In Finland the licensing authority of dual-use items is the Ministry for Foreign Affairs. The Ministry of Defence is the licensing authority of defence materiel exports, and the National Police Board is the licensing authority of exports of firearms and cartridges for civilian use.
Export control covers the export of dual-use items and dual-use technology, which are controlled by law. Terrorism and the threat of the spread of WMDs have increased not only arms control but also the need to control the export of dual-use items.
Export control seeks to promote responsible export of Finnish technology and to prevent the use of Finnish technology for the development of WMDs, for undesirable military ends, for uses against the interests of Finland, or for purposes that violate human rights.
Thanks to export control, Finnish companies can use controlled products and technology manufactured elsewhere.
Export of dual-use items
In Finnish legislation, dual-use items refer to products, technologies, services or other goods which, besides their normal civilian use, may have military applications or may contribute to the proliferation of WMDs.
They also mean products that may be used to advance the general military capability.
Dual-use items can consist of a range of products, normally high-technology products, such as nuclear substances, special materials and equipment related to them, electronics, certain computer devices, data communications and data protection equipment, and, for example, sensors and lasers.
Export means export of dual-use items under control to outside the EU. Export is subject to an authorisation.
In trade within the EU, an authorisation is required only for very sensitive products, such and nuclear material and equipment.
Transit and brokering are subject to a licence.
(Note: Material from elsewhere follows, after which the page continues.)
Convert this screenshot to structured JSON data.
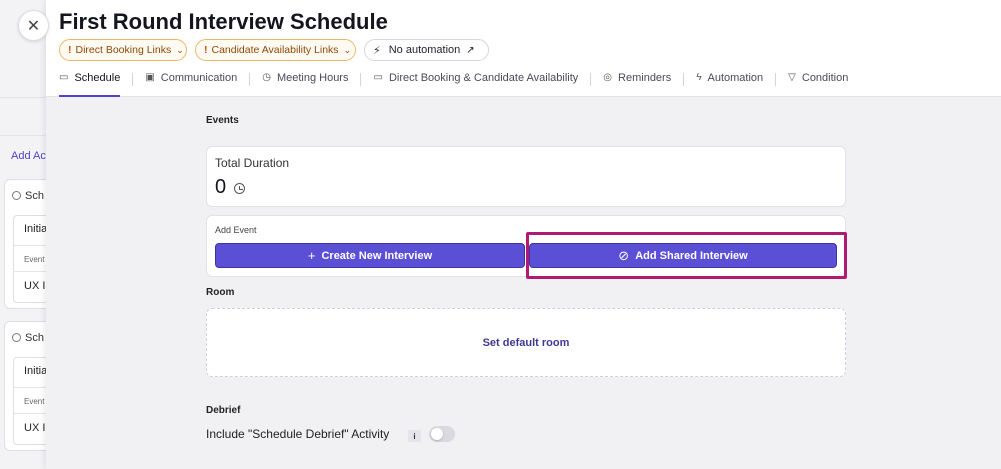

However, control is limited to apply to only such cases where there is reason to suspect use for WMD purposes.
National licensing authorities
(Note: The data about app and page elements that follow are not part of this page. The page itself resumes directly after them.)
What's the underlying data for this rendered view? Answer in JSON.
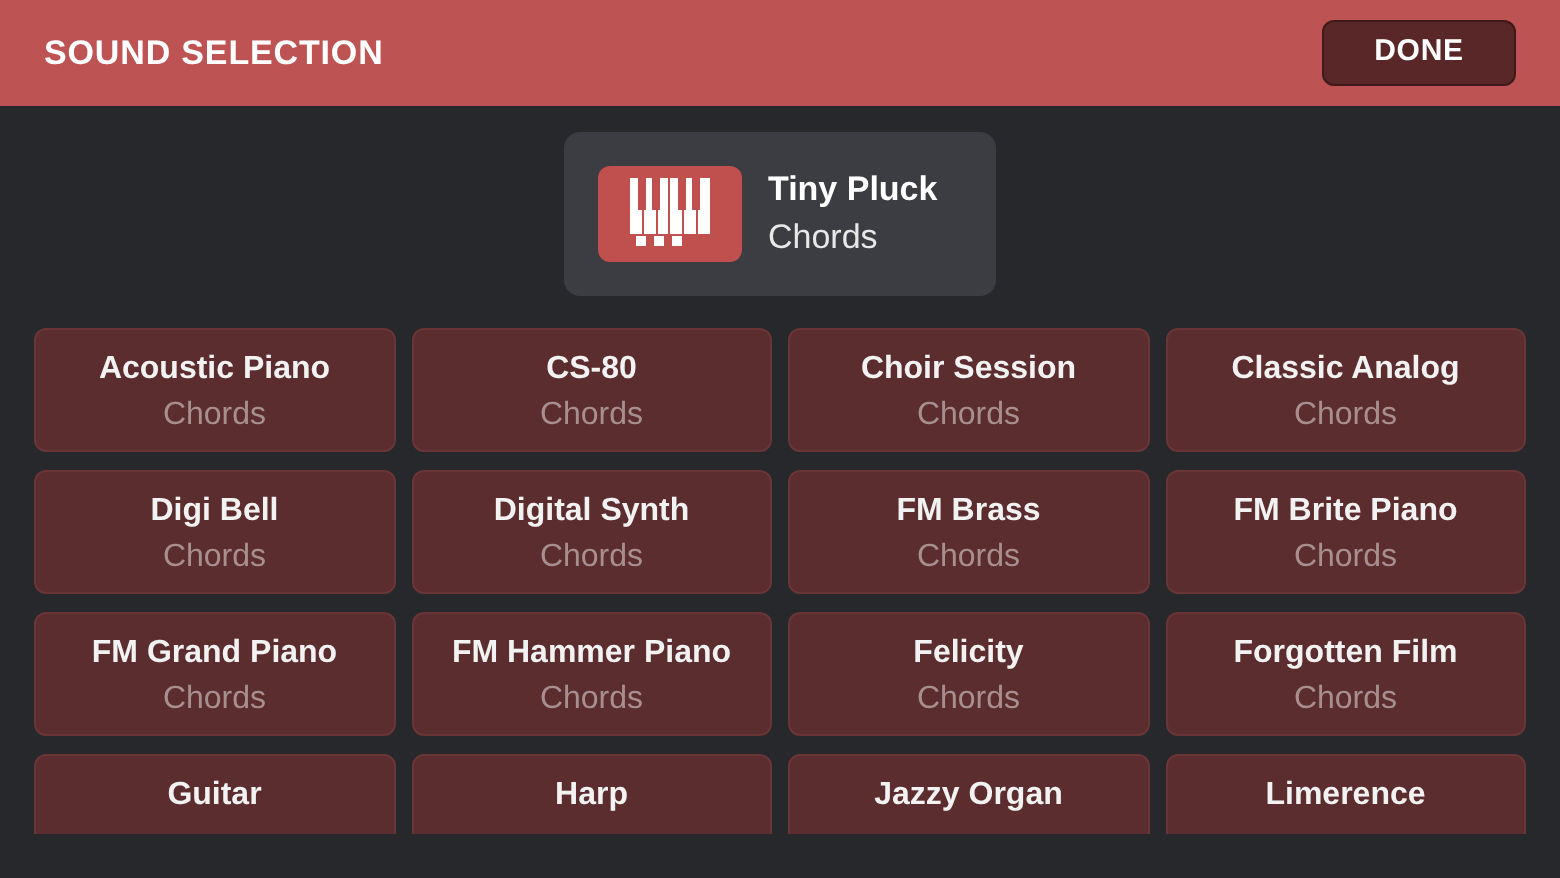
{
  "header": {
    "title": "SOUND SELECTION",
    "done_button": "DONE"
  },
  "current_sound": {
    "name": "Tiny Pluck",
    "category": "Chords"
  },
  "sounds": [
    {
      "name": "Acoustic Piano",
      "category": "Chords"
    },
    {
      "name": "CS-80",
      "category": "Chords"
    },
    {
      "name": "Choir Session",
      "category": "Chords"
    },
    {
      "name": "Classic Analog",
      "category": "Chords"
    },
    {
      "name": "Digi Bell",
      "category": "Chords"
    },
    {
      "name": "Digital Synth",
      "category": "Chords"
    },
    {
      "name": "FM Brass",
      "category": "Chords"
    },
    {
      "name": "FM Brite Piano",
      "category": "Chords"
    },
    {
      "name": "FM Grand Piano",
      "category": "Chords"
    },
    {
      "name": "FM Hammer Piano",
      "category": "Chords"
    },
    {
      "name": "Felicity",
      "category": "Chords"
    },
    {
      "name": "Forgotten Film",
      "category": "Chords"
    },
    {
      "name": "Guitar"
    },
    {
      "name": "Harp"
    },
    {
      "name": "Jazzy Organ"
    },
    {
      "name": "Limerence"
    }
  ]
}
The Ministry for Foreign Affairs is responsible for Finland's security policy positions in the plenaries of the international export control arrangements. The Ministry is also the licensing authority of dual-use items in Finland and responsible for the administration of the EU export control system in Finland.
The Unit for Export Control at the Ministry for Foreign Affairs is the public authority that grants export authorisations and serves companies in all matters related to the export control of dual-use items.
The Ministry's website provides information about export control legislation in force, export licence procedures, and topical issues related to export control. (in Finnish, Swedish and English)
Export control of dual-use items in the EU
In the EU, provisions on the export of dual-use items are laid down in the Council Regulation (EC) No 428/2009. The regulation has been complemented by Council Joint Action (2000/401/CFSP).
The lists of controlled items in the EU dual-use regulation correspond to the lists agreed in international export control arrangements. The control procedures that have been laid down are in agreement with the principles adopted in different arrangements except that the EU's harmonisation has proceeded further than is required internationally.
International control arrangements are the Wassenaar Arrangement (WA), which focuses on conventional arms and dual-use items, the Australia Group (AG), which focuses on chemical and biological products, the Missile Technology Control Regime (MTCR), which focuses on missile technology, and the Nuclear Suppliers’ Group (NSG), which controls nuclear materials.
The arrangements coordinate the participating states' export control procedures and lists of controlled products, which the European Union integrates into the Union law (Council Regulation 428/2009).
The export of controlled products is subject to authorisation. Licensing decisions are subject to national discretion.